Chris Wood, the bass player in Medeski, Martin & Wood, takes a simple approach when he gets together with his guitar-playing, singing brother, Oliver, in the Wood Brothers. They hadn’t played together for years, but not so long ago Oliver discovered that Chris had a National Steel guitar, one of the most beautiful looking (and sounding) instruments ever made. I guess they started this band so that he could play it.
Earlier this year the Wood Brothers released Ways Not To Lose on Blue Note Records, and frankly, it’s hard to imagine the label would've put it out if MMW—who themselves play in Chicago with guitarist John Scofield at the Vic on December 9—hadn’t already released records on Blue Note. It’s not really bad, but calling it slight is a compliment. Oliver plays simple, low-key slide patterns over his brother’s nicely woody lines and sings in a relaxed, almost catatonic warble. The music, which kind of reminds me of early Little Feat without the depth, is hushed blues-rock, with a damper on the rock part of the equation. They perform tomorrow night, Thursday, November 30, at Schubas.
I just got clued in to a free Rhymefest thing happening tomorrow (Thursday, November 30) in Chicago. He's playing some sort of Courvoisier-sponsored party down at Dragonfly, 832 W. Randolph, and it looks like if you show up by 9:30 you can hit up the open bar. This will be something like the kajillionth free Rhymefest show in Chicago in the past two years, but given his dedication to not sleepwalking through any show, big or small—a rare quality in MCs these days—it should be worth getting down to. The first time I saw Rhymefest was a launch party for the Puma store at Four, where he rapped from the stairs to the second level and went on a tear about something to do with Kanye being responsible for him not being able to pay his gas bill. As a concert it was a mess, but as a shock of frenetic weirdness intruding on the sedate open-bar scene, it was gold.
In other non-sucky hip-hop concert news, Keith Murray is off the bill of the December 6 Redman/Raekwon show at House of Blues. He's being replaced by Ghostface, which could make it the most bananafied rap concert of the year. Check out the videos on Raekwon's MySpace page to get a taste of the insanity I'm expecting him to bring.

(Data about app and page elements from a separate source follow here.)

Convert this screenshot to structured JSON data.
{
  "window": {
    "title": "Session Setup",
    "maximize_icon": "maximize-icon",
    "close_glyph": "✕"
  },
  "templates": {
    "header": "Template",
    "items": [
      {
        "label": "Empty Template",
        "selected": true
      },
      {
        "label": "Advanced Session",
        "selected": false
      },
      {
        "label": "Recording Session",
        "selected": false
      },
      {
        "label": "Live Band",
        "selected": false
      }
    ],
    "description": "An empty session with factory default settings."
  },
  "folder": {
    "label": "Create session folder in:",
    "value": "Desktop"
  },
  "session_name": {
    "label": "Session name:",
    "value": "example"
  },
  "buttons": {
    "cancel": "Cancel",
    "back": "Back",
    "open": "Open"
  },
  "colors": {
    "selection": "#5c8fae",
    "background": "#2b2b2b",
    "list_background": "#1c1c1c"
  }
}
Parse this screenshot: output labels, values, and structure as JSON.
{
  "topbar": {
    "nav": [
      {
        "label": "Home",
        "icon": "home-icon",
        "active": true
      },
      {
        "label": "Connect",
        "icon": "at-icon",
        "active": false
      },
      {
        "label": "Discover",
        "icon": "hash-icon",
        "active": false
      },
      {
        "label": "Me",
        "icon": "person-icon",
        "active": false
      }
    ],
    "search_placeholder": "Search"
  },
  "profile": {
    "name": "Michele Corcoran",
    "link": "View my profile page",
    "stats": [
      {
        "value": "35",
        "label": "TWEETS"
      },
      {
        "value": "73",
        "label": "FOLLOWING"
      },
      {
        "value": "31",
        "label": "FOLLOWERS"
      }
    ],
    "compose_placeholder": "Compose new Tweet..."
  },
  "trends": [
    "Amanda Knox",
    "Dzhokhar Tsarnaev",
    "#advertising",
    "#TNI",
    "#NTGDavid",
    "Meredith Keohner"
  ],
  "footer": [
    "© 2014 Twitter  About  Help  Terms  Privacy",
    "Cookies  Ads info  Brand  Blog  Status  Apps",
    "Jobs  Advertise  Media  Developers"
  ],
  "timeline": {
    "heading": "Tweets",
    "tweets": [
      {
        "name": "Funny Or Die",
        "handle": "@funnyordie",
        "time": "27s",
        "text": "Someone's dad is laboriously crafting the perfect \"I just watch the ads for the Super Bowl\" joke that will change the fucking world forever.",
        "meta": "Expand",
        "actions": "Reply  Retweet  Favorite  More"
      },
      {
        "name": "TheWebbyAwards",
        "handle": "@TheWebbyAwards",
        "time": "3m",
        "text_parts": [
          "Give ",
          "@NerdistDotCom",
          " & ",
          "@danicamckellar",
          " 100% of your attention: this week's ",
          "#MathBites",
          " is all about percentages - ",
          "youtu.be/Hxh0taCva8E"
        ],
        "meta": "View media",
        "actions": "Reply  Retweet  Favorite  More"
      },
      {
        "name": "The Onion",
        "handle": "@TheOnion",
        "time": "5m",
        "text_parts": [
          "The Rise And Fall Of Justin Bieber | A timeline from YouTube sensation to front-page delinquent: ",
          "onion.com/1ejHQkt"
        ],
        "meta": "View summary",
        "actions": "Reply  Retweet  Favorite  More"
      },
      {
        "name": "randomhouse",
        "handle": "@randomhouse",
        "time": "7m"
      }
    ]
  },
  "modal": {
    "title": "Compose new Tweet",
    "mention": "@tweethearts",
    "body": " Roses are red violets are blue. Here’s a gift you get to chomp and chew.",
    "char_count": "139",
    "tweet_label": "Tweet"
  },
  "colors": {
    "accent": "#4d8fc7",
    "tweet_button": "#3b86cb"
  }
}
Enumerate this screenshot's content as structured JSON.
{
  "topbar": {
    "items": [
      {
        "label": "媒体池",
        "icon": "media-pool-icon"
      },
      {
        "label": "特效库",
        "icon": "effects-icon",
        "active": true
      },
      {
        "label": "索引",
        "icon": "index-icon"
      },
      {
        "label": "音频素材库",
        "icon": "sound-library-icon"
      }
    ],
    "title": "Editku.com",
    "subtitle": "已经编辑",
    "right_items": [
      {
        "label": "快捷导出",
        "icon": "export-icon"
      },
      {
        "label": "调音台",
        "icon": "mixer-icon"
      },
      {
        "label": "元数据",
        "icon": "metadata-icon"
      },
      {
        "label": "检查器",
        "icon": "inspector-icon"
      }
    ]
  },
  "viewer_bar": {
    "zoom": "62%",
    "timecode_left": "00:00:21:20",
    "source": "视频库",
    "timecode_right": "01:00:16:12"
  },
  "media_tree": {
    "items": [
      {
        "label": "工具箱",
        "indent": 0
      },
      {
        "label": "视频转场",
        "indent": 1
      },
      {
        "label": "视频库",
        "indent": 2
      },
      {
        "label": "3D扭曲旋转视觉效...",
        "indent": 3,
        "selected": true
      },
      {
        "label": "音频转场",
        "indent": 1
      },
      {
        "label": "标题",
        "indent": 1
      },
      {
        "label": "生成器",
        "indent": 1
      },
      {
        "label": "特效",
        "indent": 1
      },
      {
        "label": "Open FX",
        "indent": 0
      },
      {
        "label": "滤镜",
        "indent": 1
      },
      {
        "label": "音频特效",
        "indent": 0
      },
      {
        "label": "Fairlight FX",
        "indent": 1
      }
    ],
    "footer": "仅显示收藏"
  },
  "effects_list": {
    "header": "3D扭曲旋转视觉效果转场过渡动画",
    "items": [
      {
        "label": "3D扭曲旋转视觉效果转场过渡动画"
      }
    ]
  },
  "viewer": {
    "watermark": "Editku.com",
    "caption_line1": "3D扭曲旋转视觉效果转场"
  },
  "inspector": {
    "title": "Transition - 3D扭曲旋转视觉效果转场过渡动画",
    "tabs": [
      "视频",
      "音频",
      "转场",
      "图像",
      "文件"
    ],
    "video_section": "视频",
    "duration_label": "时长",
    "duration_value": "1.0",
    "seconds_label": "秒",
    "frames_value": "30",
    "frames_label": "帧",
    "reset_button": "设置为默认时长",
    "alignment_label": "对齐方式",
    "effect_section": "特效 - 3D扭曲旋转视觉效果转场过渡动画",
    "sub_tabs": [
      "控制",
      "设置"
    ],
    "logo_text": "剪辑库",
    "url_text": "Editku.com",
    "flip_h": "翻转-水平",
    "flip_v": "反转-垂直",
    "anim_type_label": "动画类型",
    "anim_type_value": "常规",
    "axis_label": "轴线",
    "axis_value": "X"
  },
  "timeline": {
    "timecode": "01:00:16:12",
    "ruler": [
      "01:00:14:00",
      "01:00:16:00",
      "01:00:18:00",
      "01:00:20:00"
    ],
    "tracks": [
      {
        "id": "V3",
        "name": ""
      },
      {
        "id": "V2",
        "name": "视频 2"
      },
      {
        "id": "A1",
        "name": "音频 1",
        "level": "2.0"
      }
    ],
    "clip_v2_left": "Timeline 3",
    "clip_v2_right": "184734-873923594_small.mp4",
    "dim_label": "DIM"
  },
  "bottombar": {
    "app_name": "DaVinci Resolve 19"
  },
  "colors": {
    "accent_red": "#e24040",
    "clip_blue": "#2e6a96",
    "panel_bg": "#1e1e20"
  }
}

An excellent story in The Reeler, which covers "New York City cinema, from the art house to the red carpet," details how the reorganization of the Village Voice has affected the paper’s film criticism. To quote writer S.T. VanAirsdale, "The interim replacement for fired section editor Dennis Lim . . . lasted only two days before giving his notice, the budget [amounts] to just a third of its size prior to last winter’s merger with the New Times chain, the popular year-end critics’ poll [has] been cancelled, a number of respected freelance critics and feature writers . . . have disappeared from [the Voice's] pages and its de-emphasis on local independent and repertory releases may end up alienating some of its advertisers."
Losing the Voice’s year-end poll was particularly tough for film lovers across the country because it focuses on alternative newspapers, which are more inclined to cover independent and foreign films. By organizing these disparate voices into a single chorus, the Voice poll provided a valuable counterweight to the ten-best lists of the nation’s dailies, which tend to favor big-studio releases. It’s hard to believe that David Cronenberg's harsh A History of Violence would have picked up any Oscar nominations this year if it hadn’t topped the Voice poll in 2005. In addition, the contributors’ comments, collected and edited by Lim, could always be counted on for some of the liveliest and most provocative film writing of the year.
Now word arrives that Lim and critic Anthony Kaufman will be continuing the poll on the Web site IndieWire, with the same rules, categories, and opportunity for critics to sound off. Ballots are due by December 15, and Lim hopes to post the results before the holidays.